── Records shown

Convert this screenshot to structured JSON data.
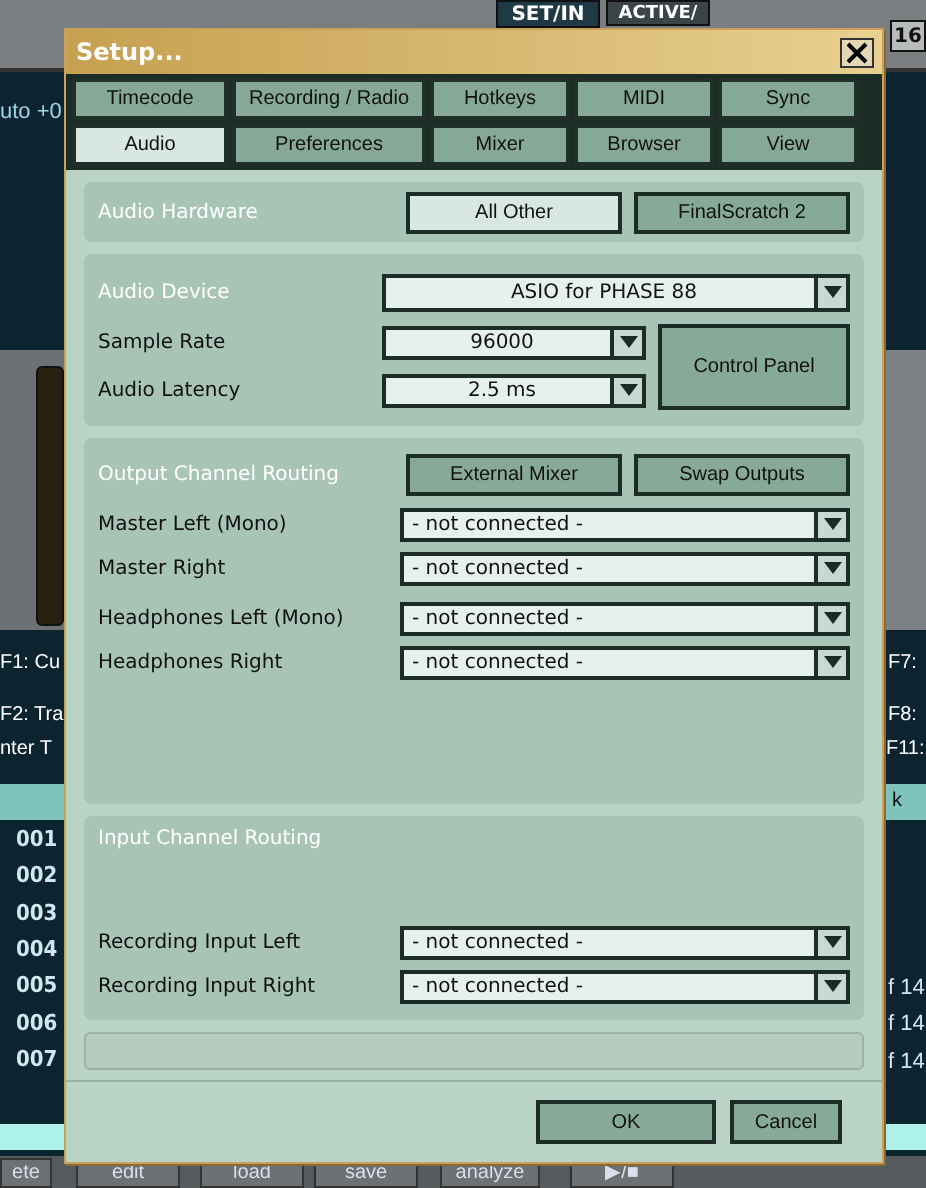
{
  "background_app": {
    "top_buttons": [
      "SET/IN",
      "ACTIVE/",
      "16"
    ],
    "left_readout": "uto +0",
    "left_hotkeys": [
      "F1: Cu",
      "F2: Tra",
      "nter T"
    ],
    "right_hotkeys": [
      "F7:",
      "F8:",
      "F11:"
    ],
    "column_header": "k",
    "track_numbers": [
      "001",
      "002",
      "003",
      "004",
      "005",
      "006",
      "007"
    ],
    "right_cells": [
      "f 14",
      "f 14",
      "f 14"
    ],
    "bottom_buttons": [
      "ete",
      "edit",
      "load",
      "save",
      "analyze",
      "▶/■"
    ]
  },
  "dialog": {
    "title": "Setup...",
    "tabs": [
      {
        "label": "Timecode",
        "selected": false
      },
      {
        "label": "Recording / Radio",
        "selected": false
      },
      {
        "label": "Hotkeys",
        "selected": false
      },
      {
        "label": "MIDI",
        "selected": false
      },
      {
        "label": "Sync",
        "selected": false
      },
      {
        "label": "Audio",
        "selected": true
      },
      {
        "label": "Preferences",
        "selected": false
      },
      {
        "label": "Mixer",
        "selected": false
      },
      {
        "label": "Browser",
        "selected": false
      },
      {
        "label": "View",
        "selected": false
      }
    ],
    "audio_hardware": {
      "label": "Audio Hardware",
      "options": [
        {
          "label": "All Other",
          "selected": true
        },
        {
          "label": "FinalScratch 2",
          "selected": false
        }
      ]
    },
    "audio_device": {
      "label": "Audio Device",
      "value": "ASIO for PHASE 88"
    },
    "sample_rate": {
      "label": "Sample Rate",
      "value": "96000"
    },
    "audio_latency": {
      "label": "Audio Latency",
      "value": "2.5 ms"
    },
    "control_panel": "Control Panel",
    "output_routing": {
      "label": "Output Channel Routing",
      "buttons": [
        "External Mixer",
        "Swap Outputs"
      ],
      "channels": [
        {
          "label": "Master Left (Mono)",
          "value": "- not connected -"
        },
        {
          "label": "Master Right",
          "value": "- not connected -"
        },
        {
          "label": "Headphones Left (Mono)",
          "value": "- not connected -"
        },
        {
          "label": "Headphones Right",
          "value": "- not connected -"
        }
      ]
    },
    "input_routing": {
      "label": "Input Channel Routing",
      "channels": [
        {
          "label": "Recording Input Left",
          "value": "- not connected -"
        },
        {
          "label": "Recording Input Right",
          "value": "- not connected -"
        }
      ]
    },
    "buttons": [
      "OK",
      "Cancel"
    ]
  }
}
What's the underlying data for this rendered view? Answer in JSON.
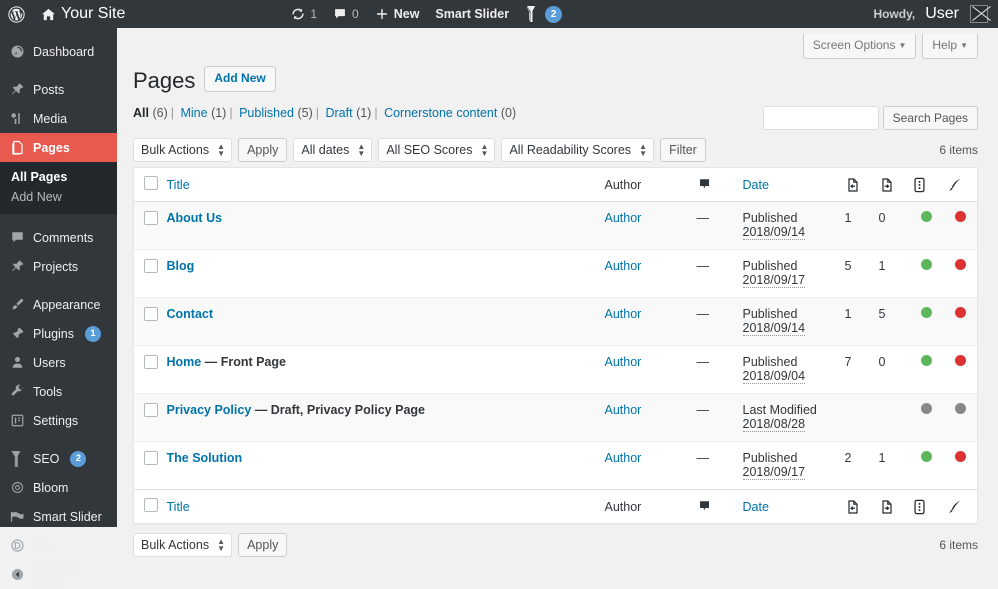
{
  "adminbar": {
    "wp_logo": "wordpress-logo-icon",
    "home_icon": "home-icon",
    "site_name": "Your Site",
    "updates_icon": "updates-icon",
    "updates_count": "1",
    "comments_icon": "comments-icon",
    "comments_count": "0",
    "new_icon": "plus-icon",
    "new_label": "New",
    "smart_slider_label": "Smart Slider",
    "seo_icon": "yoast-seo-icon",
    "seo_badge": "2",
    "howdy_label": "Howdy,",
    "user_name": "User",
    "avatar": "avatar-placeholder"
  },
  "sidebar": {
    "items": [
      {
        "label": "Dashboard",
        "icon": "dashboard-icon",
        "badge": ""
      },
      {
        "label": "Posts",
        "icon": "posts-pin-icon",
        "badge": ""
      },
      {
        "label": "Media",
        "icon": "media-icon",
        "badge": ""
      },
      {
        "label": "Pages",
        "icon": "pages-icon",
        "badge": ""
      },
      {
        "label": "Comments",
        "icon": "comments-icon",
        "badge": ""
      },
      {
        "label": "Projects",
        "icon": "projects-pin-icon",
        "badge": ""
      },
      {
        "label": "Appearance",
        "icon": "appearance-brush-icon",
        "badge": ""
      },
      {
        "label": "Plugins",
        "icon": "plugins-icon",
        "badge": "1"
      },
      {
        "label": "Users",
        "icon": "users-icon",
        "badge": ""
      },
      {
        "label": "Tools",
        "icon": "tools-wrench-icon",
        "badge": ""
      },
      {
        "label": "Settings",
        "icon": "settings-icon",
        "badge": ""
      },
      {
        "label": "SEO",
        "icon": "yoast-seo-icon",
        "badge": "2"
      },
      {
        "label": "Bloom",
        "icon": "bloom-icon",
        "badge": ""
      },
      {
        "label": "Smart Slider",
        "icon": "smart-slider-icon",
        "badge": ""
      },
      {
        "label": "Divi",
        "icon": "divi-icon",
        "badge": ""
      },
      {
        "label": "Collapse menu",
        "icon": "collapse-arrow-icon",
        "badge": ""
      }
    ],
    "submenu": {
      "all_pages": "All Pages",
      "add_new": "Add New"
    },
    "current_item": "Pages",
    "accent_color": "#e8594f"
  },
  "screen_meta": {
    "screen_options": "Screen Options",
    "help": "Help"
  },
  "header": {
    "title": "Pages",
    "add_new": "Add New"
  },
  "views": [
    {
      "label": "All",
      "count": "(6)",
      "current": true
    },
    {
      "label": "Mine",
      "count": "(1)",
      "current": false
    },
    {
      "label": "Published",
      "count": "(5)",
      "current": false
    },
    {
      "label": "Draft",
      "count": "(1)",
      "current": false
    },
    {
      "label": "Cornerstone content",
      "count": "(0)",
      "current": false
    }
  ],
  "search": {
    "value": "",
    "placeholder": "",
    "button": "Search Pages"
  },
  "tablenav_top": {
    "bulk_actions": "Bulk Actions",
    "apply": "Apply",
    "dates": "All dates",
    "seo_scores": "All SEO Scores",
    "readability_scores": "All Readability Scores",
    "filter": "Filter",
    "items": "6 items"
  },
  "tablenav_bottom": {
    "bulk_actions": "Bulk Actions",
    "apply": "Apply",
    "items": "6 items"
  },
  "table": {
    "columns": {
      "title": "Title",
      "author": "Author",
      "comments_icon": "comment-bubble-icon",
      "date": "Date",
      "inbound_icon": "inbound-links-icon",
      "outbound_icon": "outbound-links-icon",
      "seo_icon": "seo-score-icon",
      "readability_icon": "readability-pen-icon"
    },
    "rows": [
      {
        "title": "About Us",
        "note": "",
        "author": "Author",
        "comments": "—",
        "date_status": "Published",
        "date_value": "2018/09/14",
        "inbound": "1",
        "outbound": "0",
        "seo": "green",
        "readability": "red"
      },
      {
        "title": "Blog",
        "note": "",
        "author": "Author",
        "comments": "—",
        "date_status": "Published",
        "date_value": "2018/09/17",
        "inbound": "5",
        "outbound": "1",
        "seo": "green",
        "readability": "red"
      },
      {
        "title": "Contact",
        "note": "",
        "author": "Author",
        "comments": "—",
        "date_status": "Published",
        "date_value": "2018/09/14",
        "inbound": "1",
        "outbound": "5",
        "seo": "green",
        "readability": "red"
      },
      {
        "title": "Home",
        "note": "— Front Page",
        "author": "Author",
        "comments": "—",
        "date_status": "Published",
        "date_value": "2018/09/04",
        "inbound": "7",
        "outbound": "0",
        "seo": "green",
        "readability": "red"
      },
      {
        "title": "Privacy Policy",
        "note": "— Draft, Privacy Policy Page",
        "author": "Author",
        "comments": "—",
        "date_status": "Last Modified",
        "date_value": "2018/08/28",
        "inbound": "",
        "outbound": "",
        "seo": "grey",
        "readability": "grey"
      },
      {
        "title": "The Solution",
        "note": "",
        "author": "Author",
        "comments": "—",
        "date_status": "Published",
        "date_value": "2018/09/17",
        "inbound": "2",
        "outbound": "1",
        "seo": "green",
        "readability": "red"
      }
    ]
  },
  "colors": {
    "sidebar_bg": "#32373c",
    "submenu_bg": "#23282d",
    "current_menu": "#e8594f",
    "link": "#0073aa",
    "badge": "#5b9dd9",
    "dot_green": "#5cb85c",
    "dot_red": "#dc3232",
    "dot_grey": "#888888"
  }
}
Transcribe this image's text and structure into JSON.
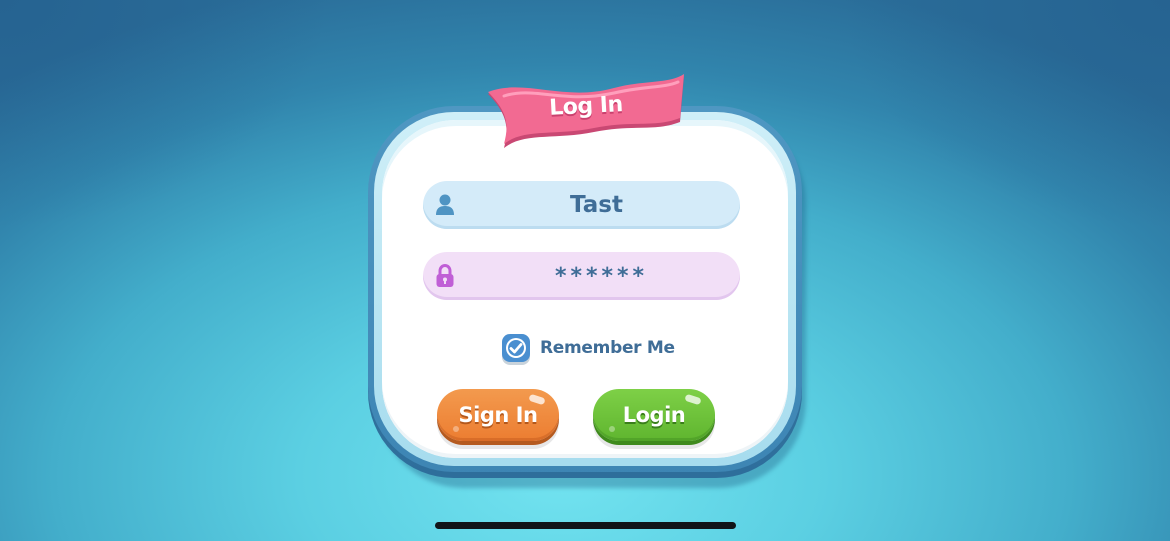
{
  "dialog": {
    "title": "Log In"
  },
  "username_field": {
    "value": "Tast",
    "icon": "user-icon"
  },
  "password_field": {
    "value": "******",
    "icon": "lock-icon"
  },
  "remember_me": {
    "label": "Remember Me",
    "checked": true
  },
  "buttons": {
    "sign_in_label": "Sign In",
    "login_label": "Login"
  },
  "colors": {
    "ribbon": "#ef5f88",
    "card_border": "#4a90bd",
    "username_field_bg": "#d4ebf9",
    "password_field_bg": "#f2dff7",
    "text": "#3f6d97",
    "sign_in_button": "#ee8535",
    "login_button": "#6cc23a",
    "checkbox": "#4a8fd0"
  }
}
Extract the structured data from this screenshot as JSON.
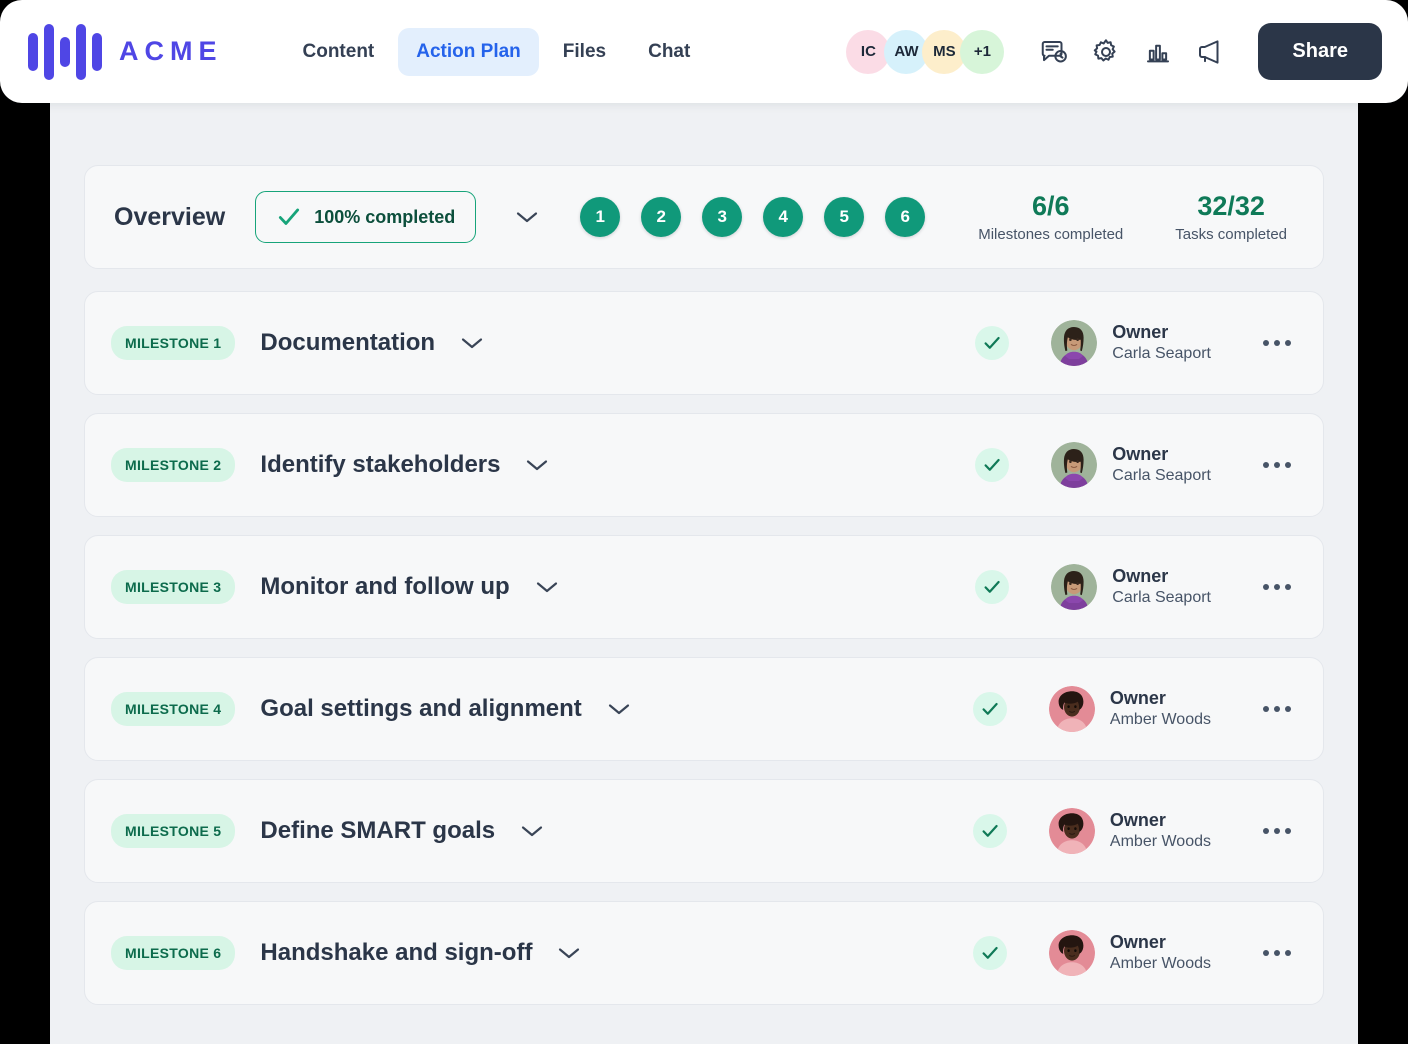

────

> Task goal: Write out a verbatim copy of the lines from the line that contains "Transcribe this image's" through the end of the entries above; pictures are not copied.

> Exercise result:
Transcribe this image's text and structure into JSON.
{
  "dialog": {
    "title": "Log In"
  },
  "username_field": {
    "value": "Tast",
    "icon": "user-icon"
  },
  "password_field": {
    "value": "******",
    "icon": "lock-icon"
  },
  "remember_me": {
    "label": "Remember Me",
    "checked": true
  },
  "buttons": {
    "sign_in_label": "Sign In",
    "login_label": "Login"
  },
  "colors": {
    "ribbon": "#ef5f88",
    "card_border": "#4a90bd",
    "username_field_bg": "#d4ebf9",
    "password_field_bg": "#f2dff7",
    "text": "#3f6d97",
    "sign_in_button": "#ee8535",
    "login_button": "#6cc23a",
    "checkbox": "#4a8fd0"
  }
}
Extract the structured data from this screenshot as JSON.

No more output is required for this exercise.